Re-established "Blue and Gold Society" hopes to increase campus cohesion

UBC is recognized for its academics and beautiful location, but it has been criticized for its lack of school spirit. AMS President Ava Nasiri is attempting to change that with the newly re-established Blue and Gold Society.

The Blue and Gold Society will meet in the Nest every two weeks and will be made up of UBC student leaders, representing many of the major groups on campus. For example, the first meeting was attended by the Chinese Varsity Club, the Engineering Undergraduate Society, the Calendar, among others.

The original Blue and Gold Society was established by AMS alumni to create school spirit within the UBC community. It primarily targeted sporting events and would encourage its members to dress in blue and gold — UBC’s signature colors — with the hope of generating a sense of UBC pride among students.

“It was a pep group. They ran the cheer squad, had the marching band under them and they got together, bringing hype to varsity games,” said Nasiri.

The club went through many transitions. But in all its iterations, school spirit was always at the core of the society’s purpose.

“The idea of the Blue and Gold Society is to bridge the gaps between the communities that currently exist within UBC. I think it’s simpler for students to find an immediate group of peers that they feel connected to,” said Nasiri.

The society — which Nasiri recently re-established — has a broadened and more holistic approach to school spirit. She hopes it will help ensure that school spirit will not just be a feature of varsity sporting events. She and the rest of the society will be attempting to integrate the blue and gold theme and spirit into the wider UBC community.

“The main goal for the Blue and Gold Society is to bring ... all the sub-communities that currently exist and try to be the ribbon that tries to weave them all together,” said Nasiri. “The step that has always been missed is allowing [the society] to take shape with the input and collaboration of those participating,” recognizes Nasiri.
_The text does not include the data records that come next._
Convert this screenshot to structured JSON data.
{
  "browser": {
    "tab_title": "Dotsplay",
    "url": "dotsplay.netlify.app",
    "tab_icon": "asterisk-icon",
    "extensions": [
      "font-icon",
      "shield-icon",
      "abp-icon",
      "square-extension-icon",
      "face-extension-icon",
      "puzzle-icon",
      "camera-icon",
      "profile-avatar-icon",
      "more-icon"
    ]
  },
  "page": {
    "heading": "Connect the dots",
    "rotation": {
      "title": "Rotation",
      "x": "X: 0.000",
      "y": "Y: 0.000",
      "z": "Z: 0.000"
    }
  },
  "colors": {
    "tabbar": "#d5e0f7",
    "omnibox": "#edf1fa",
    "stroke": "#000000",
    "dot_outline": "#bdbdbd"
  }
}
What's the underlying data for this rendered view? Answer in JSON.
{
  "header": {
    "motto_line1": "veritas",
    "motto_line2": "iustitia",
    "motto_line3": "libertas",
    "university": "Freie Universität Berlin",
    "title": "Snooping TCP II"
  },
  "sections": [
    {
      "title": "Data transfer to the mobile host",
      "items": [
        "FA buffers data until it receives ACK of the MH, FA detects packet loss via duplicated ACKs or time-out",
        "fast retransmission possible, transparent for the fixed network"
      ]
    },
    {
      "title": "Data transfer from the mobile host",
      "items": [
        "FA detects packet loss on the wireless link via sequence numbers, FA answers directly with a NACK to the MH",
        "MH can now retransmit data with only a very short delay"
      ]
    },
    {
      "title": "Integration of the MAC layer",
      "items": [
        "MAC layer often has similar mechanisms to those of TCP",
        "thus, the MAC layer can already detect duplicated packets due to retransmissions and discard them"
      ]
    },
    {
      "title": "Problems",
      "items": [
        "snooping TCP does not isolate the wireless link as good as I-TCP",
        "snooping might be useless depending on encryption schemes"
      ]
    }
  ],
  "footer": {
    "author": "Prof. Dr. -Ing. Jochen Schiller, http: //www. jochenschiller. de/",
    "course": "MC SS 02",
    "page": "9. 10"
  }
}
Her hope is that the society will grow organically and support school spirit across all of UBC’s communities.